WHAT YOU SHOULD DO
Could you repeat the data word for word while skipping the pictures?

Data about app and page elements:

********

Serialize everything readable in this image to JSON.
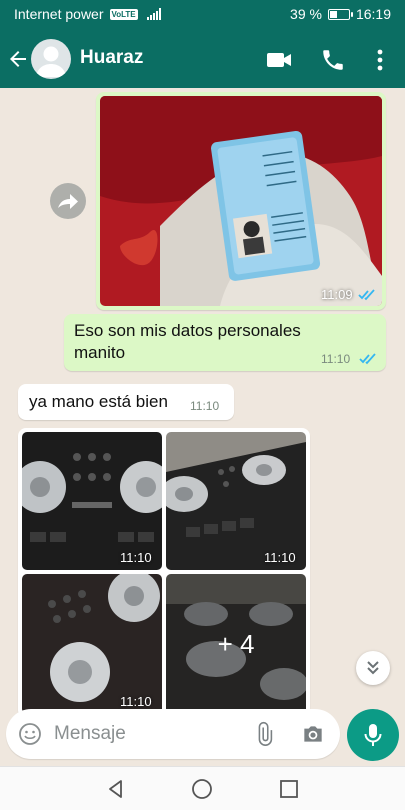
{
  "status_bar": {
    "carrier": "Internet power",
    "network_badge": "VoLTE",
    "battery_percent": "39 %",
    "battery_level": 0.39,
    "time": "16:19"
  },
  "header": {
    "contact_name": "Huaraz",
    "icons": [
      "back-arrow-icon",
      "avatar",
      "video-call-icon",
      "phone-icon",
      "more-options-icon"
    ]
  },
  "messages": [
    {
      "type": "image",
      "direction": "outgoing",
      "time": "11:09",
      "status": "read"
    },
    {
      "type": "text",
      "direction": "outgoing",
      "text": "Eso son mis datos personales manito",
      "time": "11:10",
      "status": "read"
    },
    {
      "type": "text",
      "direction": "incoming",
      "text": "ya mano está bien",
      "time": "11:10"
    },
    {
      "type": "image_group",
      "direction": "incoming",
      "times": [
        "11:10",
        "11:10",
        "11:10"
      ],
      "more_count": "+ 4"
    }
  ],
  "composer": {
    "placeholder": "Mensaje"
  },
  "colors": {
    "header": "#0b6e63",
    "outgoing_bubble": "#dcf8c6",
    "incoming_bubble": "#ffffff",
    "mic_button": "#0c9b86",
    "read_ticks": "#34b7f1"
  }
}
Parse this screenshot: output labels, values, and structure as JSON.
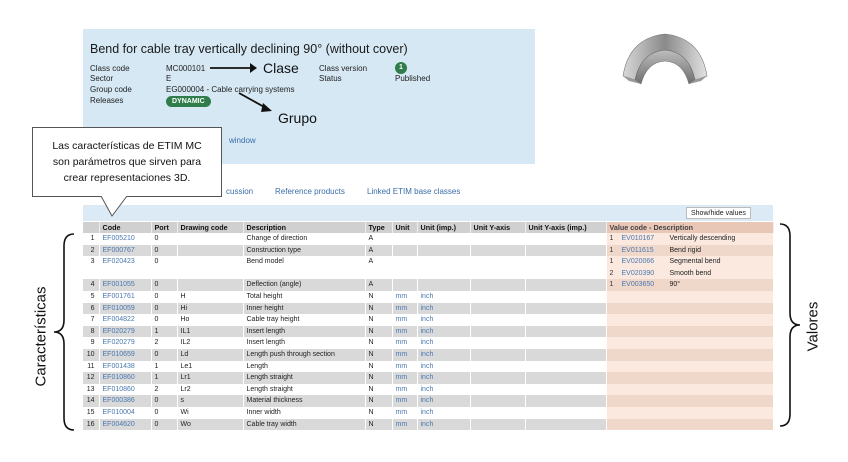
{
  "header": {
    "title": "Bend for cable tray vertically declining 90° (without cover)",
    "class_code_label": "Class code",
    "class_code_value": "MC000101",
    "sector_label": "Sector",
    "sector_value": "E",
    "group_code_label": "Group code",
    "group_code_value": "EG000004 - Cable carrying systems",
    "releases_label": "Releases",
    "releases_badge": "DYNAMIC",
    "class_version_label": "Class version",
    "class_version_value": "1",
    "status_label": "Status",
    "status_value": "Published",
    "window_link": "window"
  },
  "annotations": {
    "clase": "Clase",
    "grupo": "Grupo",
    "caracteristicas": "Características",
    "valores": "Valores",
    "callout_lines": [
      "Las características de ETIM MC",
      "son parámetros que sirven para",
      "crear representaciones 3D."
    ]
  },
  "tabs": [
    "cussion",
    "Reference products",
    "Linked ETIM base classes"
  ],
  "toolbar": {
    "show_hide_label": "Show/hide values"
  },
  "table": {
    "columns": [
      "",
      "Code",
      "Port",
      "Drawing code",
      "Description",
      "Type",
      "Unit",
      "Unit (imp.)",
      "Unit Y-axis",
      "Unit Y-axis (imp.)",
      "Value code - Description"
    ],
    "rows": [
      {
        "n": "1",
        "code": "EF005210",
        "port": "0",
        "drawing": "",
        "desc": "Change of direction",
        "type": "A",
        "unit": "",
        "unit_imp": "",
        "values": [
          {
            "i": "1",
            "code": "EV010167",
            "desc": "Vertically descending"
          }
        ]
      },
      {
        "n": "2",
        "code": "EF000767",
        "port": "0",
        "drawing": "",
        "desc": "Construction type",
        "type": "A",
        "unit": "",
        "unit_imp": "",
        "values": [
          {
            "i": "1",
            "code": "EV011615",
            "desc": "Bend rigid"
          }
        ]
      },
      {
        "n": "3",
        "code": "EF020423",
        "port": "0",
        "drawing": "",
        "desc": "Bend model",
        "type": "A",
        "unit": "",
        "unit_imp": "",
        "values": [
          {
            "i": "1",
            "code": "EV020066",
            "desc": "Segmental bend"
          },
          {
            "i": "2",
            "code": "EV020390",
            "desc": "Smooth bend"
          }
        ]
      },
      {
        "n": "4",
        "code": "EF001055",
        "port": "0",
        "drawing": "",
        "desc": "Deflection (angle)",
        "type": "A",
        "unit": "",
        "unit_imp": "",
        "values": [
          {
            "i": "1",
            "code": "EV003650",
            "desc": "90°"
          }
        ]
      },
      {
        "n": "5",
        "code": "EF001761",
        "port": "0",
        "drawing": "H",
        "desc": "Total height",
        "type": "N",
        "unit": "mm",
        "unit_imp": "inch",
        "values": []
      },
      {
        "n": "6",
        "code": "EF010059",
        "port": "0",
        "drawing": "Hi",
        "desc": "Inner height",
        "type": "N",
        "unit": "mm",
        "unit_imp": "inch",
        "values": []
      },
      {
        "n": "7",
        "code": "EF004822",
        "port": "0",
        "drawing": "Ho",
        "desc": "Cable tray height",
        "type": "N",
        "unit": "mm",
        "unit_imp": "inch",
        "values": []
      },
      {
        "n": "8",
        "code": "EF020279",
        "port": "1",
        "drawing": "IL1",
        "desc": "Insert length",
        "type": "N",
        "unit": "mm",
        "unit_imp": "inch",
        "values": []
      },
      {
        "n": "9",
        "code": "EF020279",
        "port": "2",
        "drawing": "IL2",
        "desc": "Insert length",
        "type": "N",
        "unit": "mm",
        "unit_imp": "inch",
        "values": []
      },
      {
        "n": "10",
        "code": "EF010659",
        "port": "0",
        "drawing": "Ld",
        "desc": "Length push through section",
        "type": "N",
        "unit": "mm",
        "unit_imp": "inch",
        "values": []
      },
      {
        "n": "11",
        "code": "EF001438",
        "port": "1",
        "drawing": "Le1",
        "desc": "Length",
        "type": "N",
        "unit": "mm",
        "unit_imp": "inch",
        "values": []
      },
      {
        "n": "12",
        "code": "EF010860",
        "port": "1",
        "drawing": "Lr1",
        "desc": "Length straight",
        "type": "N",
        "unit": "mm",
        "unit_imp": "inch",
        "values": []
      },
      {
        "n": "13",
        "code": "EF010860",
        "port": "2",
        "drawing": "Lr2",
        "desc": "Length straight",
        "type": "N",
        "unit": "mm",
        "unit_imp": "inch",
        "values": []
      },
      {
        "n": "14",
        "code": "EF000386",
        "port": "0",
        "drawing": "s",
        "desc": "Material thickness",
        "type": "N",
        "unit": "mm",
        "unit_imp": "inch",
        "values": []
      },
      {
        "n": "15",
        "code": "EF010004",
        "port": "0",
        "drawing": "Wi",
        "desc": "Inner width",
        "type": "N",
        "unit": "mm",
        "unit_imp": "inch",
        "values": []
      },
      {
        "n": "16",
        "code": "EF004620",
        "port": "0",
        "drawing": "Wo",
        "desc": "Cable tray width",
        "type": "N",
        "unit": "mm",
        "unit_imp": "inch",
        "values": []
      }
    ]
  }
}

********

OUTPUT OF THE TASK
Serialize everything readable in this image to JSON.
{
  "status_bar": {
    "carrier": "Internet power",
    "network_badge": "VoLTE",
    "battery_percent": "39 %",
    "battery_level": 0.39,
    "time": "16:19"
  },
  "header": {
    "contact_name": "Huaraz",
    "icons": [
      "back-arrow-icon",
      "avatar",
      "video-call-icon",
      "phone-icon",
      "more-options-icon"
    ]
  },
  "messages": [
    {
      "type": "image",
      "direction": "outgoing",
      "time": "11:09",
      "status": "read"
    },
    {
      "type": "text",
      "direction": "outgoing",
      "text": "Eso son mis datos personales manito",
      "time": "11:10",
      "status": "read"
    },
    {
      "type": "text",
      "direction": "incoming",
      "text": "ya mano está bien",
      "time": "11:10"
    },
    {
      "type": "image_group",
      "direction": "incoming",
      "times": [
        "11:10",
        "11:10",
        "11:10"
      ],
      "more_count": "+ 4"
    }
  ],
  "composer": {
    "placeholder": "Mensaje"
  },
  "colors": {
    "header": "#0b6e63",
    "outgoing_bubble": "#dcf8c6",
    "incoming_bubble": "#ffffff",
    "mic_button": "#0c9b86",
    "read_ticks": "#34b7f1"
  }
}
Parse this screenshot: output labels, values, and structure as JSON.
{
  "header": {
    "title": "Bend for cable tray vertically declining 90° (without cover)",
    "class_code_label": "Class code",
    "class_code_value": "MC000101",
    "sector_label": "Sector",
    "sector_value": "E",
    "group_code_label": "Group code",
    "group_code_value": "EG000004 - Cable carrying systems",
    "releases_label": "Releases",
    "releases_badge": "DYNAMIC",
    "class_version_label": "Class version",
    "class_version_value": "1",
    "status_label": "Status",
    "status_value": "Published",
    "window_link": "window"
  },
  "annotations": {
    "clase": "Clase",
    "grupo": "Grupo",
    "caracteristicas": "Características",
    "valores": "Valores",
    "callout_lines": [
      "Las características de ETIM MC",
      "son parámetros que sirven para",
      "crear representaciones 3D."
    ]
  },
  "tabs": [
    "cussion",
    "Reference products",
    "Linked ETIM base classes"
  ],
  "toolbar": {
    "show_hide_label": "Show/hide values"
  },
  "table": {
    "columns": [
      "",
      "Code",
      "Port",
      "Drawing code",
      "Description",
      "Type",
      "Unit",
      "Unit (imp.)",
      "Unit Y-axis",
      "Unit Y-axis (imp.)",
      "Value code - Description"
    ],
    "rows": [
      {
        "n": "1",
        "code": "EF005210",
        "port": "0",
        "drawing": "",
        "desc": "Change of direction",
        "type": "A",
        "unit": "",
        "unit_imp": "",
        "values": [
          {
            "i": "1",
            "code": "EV010167",
            "desc": "Vertically descending"
          }
        ]
      },
      {
        "n": "2",
        "code": "EF000767",
        "port": "0",
        "drawing": "",
        "desc": "Construction type",
        "type": "A",
        "unit": "",
        "unit_imp": "",
        "values": [
          {
            "i": "1",
            "code": "EV011615",
            "desc": "Bend rigid"
          }
        ]
      },
      {
        "n": "3",
        "code": "EF020423",
        "port": "0",
        "drawing": "",
        "desc": "Bend model",
        "type": "A",
        "unit": "",
        "unit_imp": "",
        "values": [
          {
            "i": "1",
            "code": "EV020066",
            "desc": "Segmental bend"
          },
          {
            "i": "2",
            "code": "EV020390",
            "desc": "Smooth bend"
          }
        ]
      },
      {
        "n": "4",
        "code": "EF001055",
        "port": "0",
        "drawing": "",
        "desc": "Deflection (angle)",
        "type": "A",
        "unit": "",
        "unit_imp": "",
        "values": [
          {
            "i": "1",
            "code": "EV003650",
            "desc": "90°"
          }
        ]
      },
      {
        "n": "5",
        "code": "EF001761",
        "port": "0",
        "drawing": "H",
        "desc": "Total height",
        "type": "N",
        "unit": "mm",
        "unit_imp": "inch",
        "values": []
      },
      {
        "n": "6",
        "code": "EF010059",
        "port": "0",
        "drawing": "Hi",
        "desc": "Inner height",
        "type": "N",
        "unit": "mm",
        "unit_imp": "inch",
        "values": []
      },
      {
        "n": "7",
        "code": "EF004822",
        "port": "0",
        "drawing": "Ho",
        "desc": "Cable tray height",
        "type": "N",
        "unit": "mm",
        "unit_imp": "inch",
        "values": []
      },
      {
        "n": "8",
        "code": "EF020279",
        "port": "1",
        "drawing": "IL1",
        "desc": "Insert length",
        "type": "N",
        "unit": "mm",
        "unit_imp": "inch",
        "values": []
      },
      {
        "n": "9",
        "code": "EF020279",
        "port": "2",
        "drawing": "IL2",
        "desc": "Insert length",
        "type": "N",
        "unit": "mm",
        "unit_imp": "inch",
        "values": []
      },
      {
        "n": "10",
        "code": "EF010659",
        "port": "0",
        "drawing": "Ld",
        "desc": "Length push through section",
        "type": "N",
        "unit": "mm",
        "unit_imp": "inch",
        "values": []
      },
      {
        "n": "11",
        "code": "EF001438",
        "port": "1",
        "drawing": "Le1",
        "desc": "Length",
        "type": "N",
        "unit": "mm",
        "unit_imp": "inch",
        "values": []
      },
      {
        "n": "12",
        "code": "EF010860",
        "port": "1",
        "drawing": "Lr1",
        "desc": "Length straight",
        "type": "N",
        "unit": "mm",
        "unit_imp": "inch",
        "values": []
      },
      {
        "n": "13",
        "code": "EF010860",
        "port": "2",
        "drawing": "Lr2",
        "desc": "Length straight",
        "type": "N",
        "unit": "mm",
        "unit_imp": "inch",
        "values": []
      },
      {
        "n": "14",
        "code": "EF000386",
        "port": "0",
        "drawing": "s",
        "desc": "Material thickness",
        "type": "N",
        "unit": "mm",
        "unit_imp": "inch",
        "values": []
      },
      {
        "n": "15",
        "code": "EF010004",
        "port": "0",
        "drawing": "Wi",
        "desc": "Inner width",
        "type": "N",
        "unit": "mm",
        "unit_imp": "inch",
        "values": []
      },
      {
        "n": "16",
        "code": "EF004620",
        "port": "0",
        "drawing": "Wo",
        "desc": "Cable tray width",
        "type": "N",
        "unit": "mm",
        "unit_imp": "inch",
        "values": []
      }
    ]
  }
}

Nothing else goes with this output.